• **Prompt**:
Word for word, write the lines below out again, with no pictures.

• **Records from a data source**:
═══

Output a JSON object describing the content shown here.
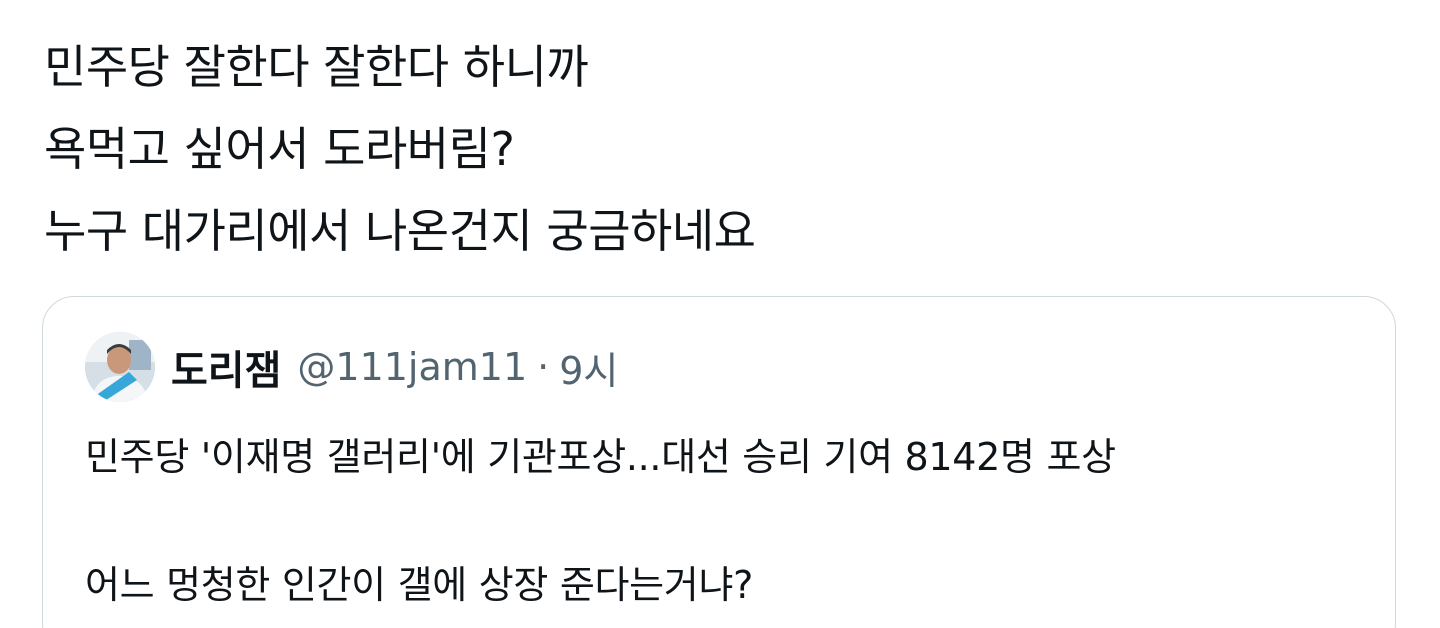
{
  "tweet": {
    "lines": [
      "민주당 잘한다 잘한다 하니까",
      "욕먹고 싶어서 도라버림?",
      "누구 대가리에서 나온건지 궁금하네요"
    ]
  },
  "quote": {
    "display_name": "도리잼",
    "handle": "@111jam11",
    "separator": "·",
    "time": "9시",
    "avatar_icon": "profile-photo",
    "lines": [
      "민주당 '이재명 갤러리'에 기관포상...대선 승리 기여 8142명 포상",
      "어느 멍청한 인간이 갤에 상장 준다는거냐?"
    ]
  },
  "colors": {
    "text": "#0f1419",
    "secondary": "#536471",
    "border": "#cfd9de"
  }
}
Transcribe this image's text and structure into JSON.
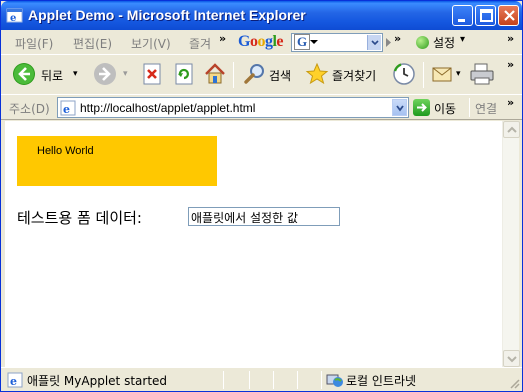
{
  "window": {
    "title": "Applet Demo - Microsoft Internet Explorer",
    "controls": [
      "minimize",
      "maximize",
      "close"
    ]
  },
  "menu": {
    "items": [
      "파일(F)",
      "편집(E)",
      "보기(V)",
      "즐겨"
    ],
    "overflow": "»",
    "google_logo": "Google",
    "google_box_letter": "G",
    "google_overflow": "»",
    "settings_label": "설정",
    "settings_arrow": "▾",
    "right_overflow": "»"
  },
  "toolbar": {
    "back_label": "뒤로",
    "back_arrow": "▾",
    "search_label": "검색",
    "favorites_label": "즐겨찾기",
    "overflow": "»"
  },
  "address": {
    "label": "주소(D)",
    "url": "http://localhost/applet/applet.html",
    "go_label": "이동",
    "links_label": "연결",
    "links_overflow": "»"
  },
  "page": {
    "applet_text": "Hello World",
    "applet_color": "#FFC800",
    "form_label": "테스트용 폼 데이터:",
    "form_value": "애플릿에서 설정한 값"
  },
  "status": {
    "text": "애플릿 MyApplet started",
    "zone": "로컬 인트라넷"
  },
  "colors": {
    "titlebar": "#2466E6",
    "chrome": "#ECE9D8",
    "accent_green": "#2E9B1C"
  }
}
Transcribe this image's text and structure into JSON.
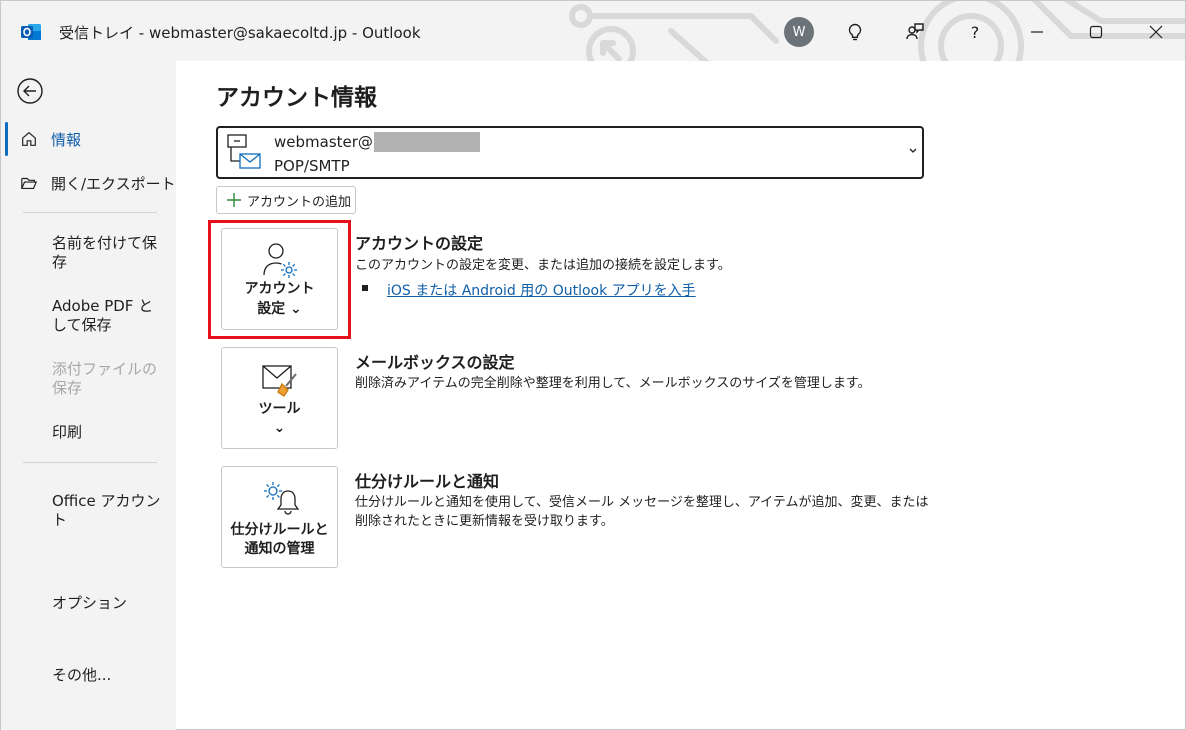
{
  "window": {
    "title": "受信トレイ - webmaster@sakaecoltd.jp  -  Outlook",
    "avatar_initial": "W",
    "help_label": "?"
  },
  "nav": {
    "items": [
      {
        "label": "情報"
      },
      {
        "label": "開く/エクスポート"
      },
      {
        "label": "名前を付けて保存"
      },
      {
        "label": "Adobe PDF として保存"
      },
      {
        "label": "添付ファイルの保存"
      },
      {
        "label": "印刷"
      },
      {
        "label": "Office アカウント"
      },
      {
        "label": "オプション"
      },
      {
        "label": "その他..."
      }
    ]
  },
  "main": {
    "page_title": "アカウント情報",
    "account": {
      "email_prefix": "webmaster@",
      "type": "POP/SMTP"
    },
    "add_account_label": "アカウントの追加",
    "sections": [
      {
        "tile_label_1": "アカウント",
        "tile_label_2": "設定 ⌄",
        "title": "アカウントの設定",
        "description": "このアカウントの設定を変更、または追加の接続を設定します。",
        "link": "iOS または Android 用の Outlook アプリを入手"
      },
      {
        "tile_label_1": "ツール",
        "tile_label_2": "⌄",
        "title": "メールボックスの設定",
        "description": "削除済みアイテムの完全削除や整理を利用して、メールボックスのサイズを管理します。"
      },
      {
        "tile_label_1": "仕分けルールと",
        "tile_label_2": "通知の管理",
        "title": "仕分けルールと通知",
        "description_1": "仕分けルールと通知を使用して、受信メール メッセージを整理し、アイテムが追加、変更、または",
        "description_2": "削除されたときに更新情報を受け取ります。"
      }
    ]
  },
  "colors": {
    "accent": "#0f6cbd",
    "highlight": "#e8101a",
    "link": "#0f5ea8"
  }
}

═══

• **Result**:
Output a JSON object describing the content shown here.
{
  "tweet": {
    "lines": [
      "민주당 잘한다 잘한다 하니까",
      "욕먹고 싶어서 도라버림?",
      "누구 대가리에서 나온건지 궁금하네요"
    ]
  },
  "quote": {
    "display_name": "도리잼",
    "handle": "@111jam11",
    "separator": "·",
    "time": "9시",
    "avatar_icon": "profile-photo",
    "lines": [
      "민주당 '이재명 갤러리'에 기관포상...대선 승리 기여 8142명 포상",
      "어느 멍청한 인간이 갤에 상장 준다는거냐?"
    ]
  },
  "colors": {
    "text": "#0f1419",
    "secondary": "#536471",
    "border": "#cfd9de"
  }
}
Transcribe this image's text and structure into JSON.
{
  "window": {
    "title": "Applet Demo - Microsoft Internet Explorer",
    "controls": [
      "minimize",
      "maximize",
      "close"
    ]
  },
  "menu": {
    "items": [
      "파일(F)",
      "편집(E)",
      "보기(V)",
      "즐겨"
    ],
    "overflow": "»",
    "google_logo": "Google",
    "google_box_letter": "G",
    "google_overflow": "»",
    "settings_label": "설정",
    "settings_arrow": "▾",
    "right_overflow": "»"
  },
  "toolbar": {
    "back_label": "뒤로",
    "back_arrow": "▾",
    "search_label": "검색",
    "favorites_label": "즐겨찾기",
    "overflow": "»"
  },
  "address": {
    "label": "주소(D)",
    "url": "http://localhost/applet/applet.html",
    "go_label": "이동",
    "links_label": "연결",
    "links_overflow": "»"
  },
  "page": {
    "applet_text": "Hello World",
    "applet_color": "#FFC800",
    "form_label": "테스트용 폼 데이터:",
    "form_value": "애플릿에서 설정한 값"
  },
  "status": {
    "text": "애플릿 MyApplet started",
    "zone": "로컬 인트라넷"
  },
  "colors": {
    "titlebar": "#2466E6",
    "chrome": "#ECE9D8",
    "accent_green": "#2E9B1C"
  }
}
Transcribe this image's text and structure into JSON.
{
  "window": {
    "title": "受信トレイ - webmaster@sakaecoltd.jp  -  Outlook",
    "avatar_initial": "W",
    "help_label": "?"
  },
  "nav": {
    "items": [
      {
        "label": "情報"
      },
      {
        "label": "開く/エクスポート"
      },
      {
        "label": "名前を付けて保存"
      },
      {
        "label": "Adobe PDF として保存"
      },
      {
        "label": "添付ファイルの保存"
      },
      {
        "label": "印刷"
      },
      {
        "label": "Office アカウント"
      },
      {
        "label": "オプション"
      },
      {
        "label": "その他..."
      }
    ]
  },
  "main": {
    "page_title": "アカウント情報",
    "account": {
      "email_prefix": "webmaster@",
      "type": "POP/SMTP"
    },
    "add_account_label": "アカウントの追加",
    "sections": [
      {
        "tile_label_1": "アカウント",
        "tile_label_2": "設定 ⌄",
        "title": "アカウントの設定",
        "description": "このアカウントの設定を変更、または追加の接続を設定します。",
        "link": "iOS または Android 用の Outlook アプリを入手"
      },
      {
        "tile_label_1": "ツール",
        "tile_label_2": "⌄",
        "title": "メールボックスの設定",
        "description": "削除済みアイテムの完全削除や整理を利用して、メールボックスのサイズを管理します。"
      },
      {
        "tile_label_1": "仕分けルールと",
        "tile_label_2": "通知の管理",
        "title": "仕分けルールと通知",
        "description_1": "仕分けルールと通知を使用して、受信メール メッセージを整理し、アイテムが追加、変更、または",
        "description_2": "削除されたときに更新情報を受け取ります。"
      }
    ]
  },
  "colors": {
    "accent": "#0f6cbd",
    "highlight": "#e8101a",
    "link": "#0f5ea8"
  }
}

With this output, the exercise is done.